- Exercise details
Omit the pictures, then write out every entry exactly as it reads.

Dataset rows for apps and sites
- - - - - - -

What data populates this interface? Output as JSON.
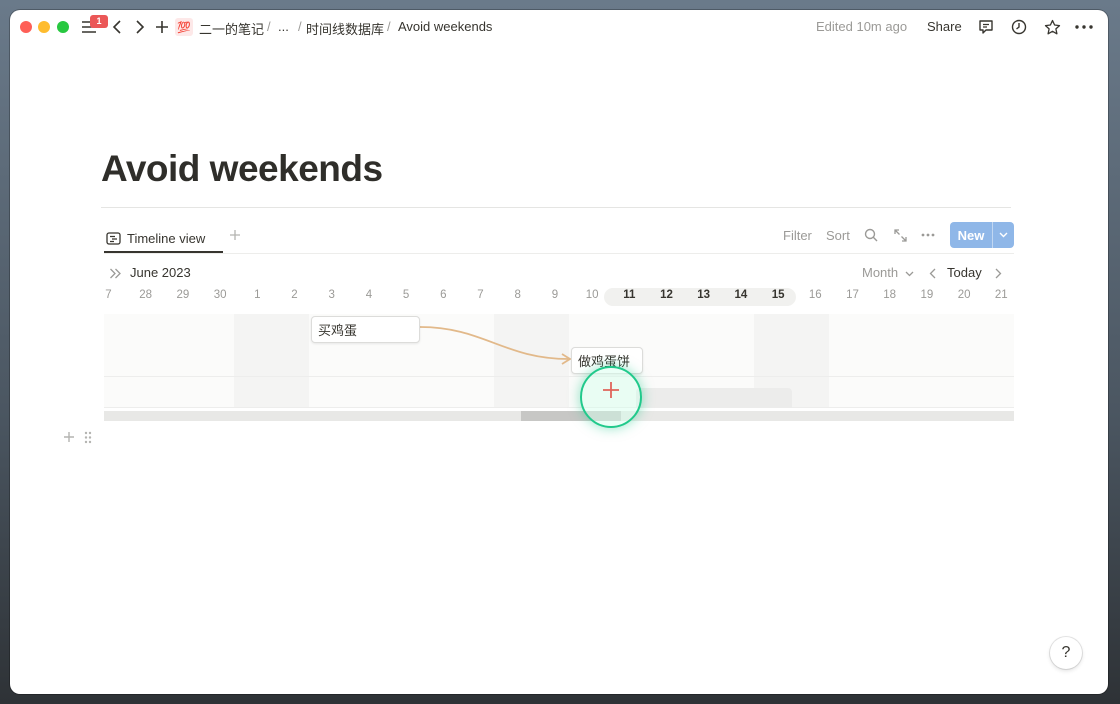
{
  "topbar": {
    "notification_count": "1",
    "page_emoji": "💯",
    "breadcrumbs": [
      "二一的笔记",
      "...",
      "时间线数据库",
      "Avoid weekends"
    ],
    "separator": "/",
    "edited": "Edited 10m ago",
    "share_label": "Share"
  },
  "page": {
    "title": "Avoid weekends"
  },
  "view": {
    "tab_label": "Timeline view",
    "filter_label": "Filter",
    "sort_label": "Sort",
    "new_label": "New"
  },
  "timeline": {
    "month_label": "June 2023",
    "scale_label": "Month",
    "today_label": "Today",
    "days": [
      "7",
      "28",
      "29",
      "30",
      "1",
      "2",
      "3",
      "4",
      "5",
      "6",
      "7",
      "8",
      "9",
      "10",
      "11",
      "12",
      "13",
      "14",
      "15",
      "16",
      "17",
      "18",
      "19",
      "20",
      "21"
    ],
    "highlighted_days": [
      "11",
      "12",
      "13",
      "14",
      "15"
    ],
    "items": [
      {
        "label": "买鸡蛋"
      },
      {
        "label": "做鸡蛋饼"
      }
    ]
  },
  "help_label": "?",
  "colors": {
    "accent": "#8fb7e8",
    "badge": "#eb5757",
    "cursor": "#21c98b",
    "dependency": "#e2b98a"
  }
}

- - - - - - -

- Task output
What data populates this interface? Output as JSON.
{
  "topbar": {
    "notification_count": "1",
    "page_emoji": "💯",
    "breadcrumbs": [
      "二一的笔记",
      "...",
      "时间线数据库",
      "Avoid weekends"
    ],
    "separator": "/",
    "edited": "Edited 10m ago",
    "share_label": "Share"
  },
  "page": {
    "title": "Avoid weekends"
  },
  "view": {
    "tab_label": "Timeline view",
    "filter_label": "Filter",
    "sort_label": "Sort",
    "new_label": "New"
  },
  "timeline": {
    "month_label": "June 2023",
    "scale_label": "Month",
    "today_label": "Today",
    "days": [
      "7",
      "28",
      "29",
      "30",
      "1",
      "2",
      "3",
      "4",
      "5",
      "6",
      "7",
      "8",
      "9",
      "10",
      "11",
      "12",
      "13",
      "14",
      "15",
      "16",
      "17",
      "18",
      "19",
      "20",
      "21"
    ],
    "highlighted_days": [
      "11",
      "12",
      "13",
      "14",
      "15"
    ],
    "items": [
      {
        "label": "买鸡蛋"
      },
      {
        "label": "做鸡蛋饼"
      }
    ]
  },
  "help_label": "?",
  "colors": {
    "accent": "#8fb7e8",
    "badge": "#eb5757",
    "cursor": "#21c98b",
    "dependency": "#e2b98a"
  }
}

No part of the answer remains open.